**Assignment**:
Given the records below, set each one down again exactly as it reads.

**Listed records**:
Start of Block
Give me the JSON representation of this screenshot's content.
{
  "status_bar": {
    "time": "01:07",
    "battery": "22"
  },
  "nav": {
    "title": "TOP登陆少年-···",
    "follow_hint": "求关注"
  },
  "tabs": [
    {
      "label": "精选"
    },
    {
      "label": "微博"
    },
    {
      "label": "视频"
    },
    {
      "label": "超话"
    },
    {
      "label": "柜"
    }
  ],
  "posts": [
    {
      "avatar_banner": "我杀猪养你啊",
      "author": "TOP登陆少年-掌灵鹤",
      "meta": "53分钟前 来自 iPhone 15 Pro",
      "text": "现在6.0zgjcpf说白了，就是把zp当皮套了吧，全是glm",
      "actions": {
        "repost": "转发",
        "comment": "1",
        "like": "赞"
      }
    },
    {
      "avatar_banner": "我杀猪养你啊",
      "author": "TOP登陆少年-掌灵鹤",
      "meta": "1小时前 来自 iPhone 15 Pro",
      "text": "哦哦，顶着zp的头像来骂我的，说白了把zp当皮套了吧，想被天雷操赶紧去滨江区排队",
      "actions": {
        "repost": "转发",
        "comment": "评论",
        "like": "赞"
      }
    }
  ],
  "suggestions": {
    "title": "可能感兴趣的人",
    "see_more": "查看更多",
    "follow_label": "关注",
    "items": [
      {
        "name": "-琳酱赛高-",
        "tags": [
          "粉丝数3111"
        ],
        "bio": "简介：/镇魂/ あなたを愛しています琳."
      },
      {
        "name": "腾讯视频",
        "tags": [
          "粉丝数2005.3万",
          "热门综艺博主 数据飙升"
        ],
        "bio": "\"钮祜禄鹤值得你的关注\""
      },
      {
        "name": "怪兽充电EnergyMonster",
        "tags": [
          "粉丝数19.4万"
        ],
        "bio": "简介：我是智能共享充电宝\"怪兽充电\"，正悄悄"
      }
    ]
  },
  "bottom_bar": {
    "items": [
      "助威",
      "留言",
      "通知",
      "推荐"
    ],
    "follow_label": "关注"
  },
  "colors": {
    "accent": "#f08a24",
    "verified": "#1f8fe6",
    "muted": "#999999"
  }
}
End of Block
**Written answer**:
Give me the JSON representation of this screenshot's content.
{
  "status_bar": {
    "time": "01:07",
    "battery": "22"
  },
  "nav": {
    "title": "TOP登陆少年-···",
    "follow_hint": "求关注"
  },
  "tabs": [
    {
      "label": "精选"
    },
    {
      "label": "微博"
    },
    {
      "label": "视频"
    },
    {
      "label": "超话"
    },
    {
      "label": "柜"
    }
  ],
  "posts": [
    {
      "avatar_banner": "我杀猪养你啊",
      "author": "TOP登陆少年-掌灵鹤",
      "meta": "53分钟前 来自 iPhone 15 Pro",
      "text": "现在6.0zgjcpf说白了，就是把zp当皮套了吧，全是glm",
      "actions": {
        "repost": "转发",
        "comment": "1",
        "like": "赞"
      }
    },
    {
      "avatar_banner": "我杀猪养你啊",
      "author": "TOP登陆少年-掌灵鹤",
      "meta": "1小时前 来自 iPhone 15 Pro",
      "text": "哦哦，顶着zp的头像来骂我的，说白了把zp当皮套了吧，想被天雷操赶紧去滨江区排队",
      "actions": {
        "repost": "转发",
        "comment": "评论",
        "like": "赞"
      }
    }
  ],
  "suggestions": {
    "title": "可能感兴趣的人",
    "see_more": "查看更多",
    "follow_label": "关注",
    "items": [
      {
        "name": "-琳酱赛高-",
        "tags": [
          "粉丝数3111"
        ],
        "bio": "简介：/镇魂/ あなたを愛しています琳."
      },
      {
        "name": "腾讯视频",
        "tags": [
          "粉丝数2005.3万",
          "热门综艺博主 数据飙升"
        ],
        "bio": "\"钮祜禄鹤值得你的关注\""
      },
      {
        "name": "怪兽充电EnergyMonster",
        "tags": [
          "粉丝数19.4万"
        ],
        "bio": "简介：我是智能共享充电宝\"怪兽充电\"，正悄悄"
      }
    ]
  },
  "bottom_bar": {
    "items": [
      "助威",
      "留言",
      "通知",
      "推荐"
    ],
    "follow_label": "关注"
  },
  "colors": {
    "accent": "#f08a24",
    "verified": "#1f8fe6",
    "muted": "#999999"
  }
}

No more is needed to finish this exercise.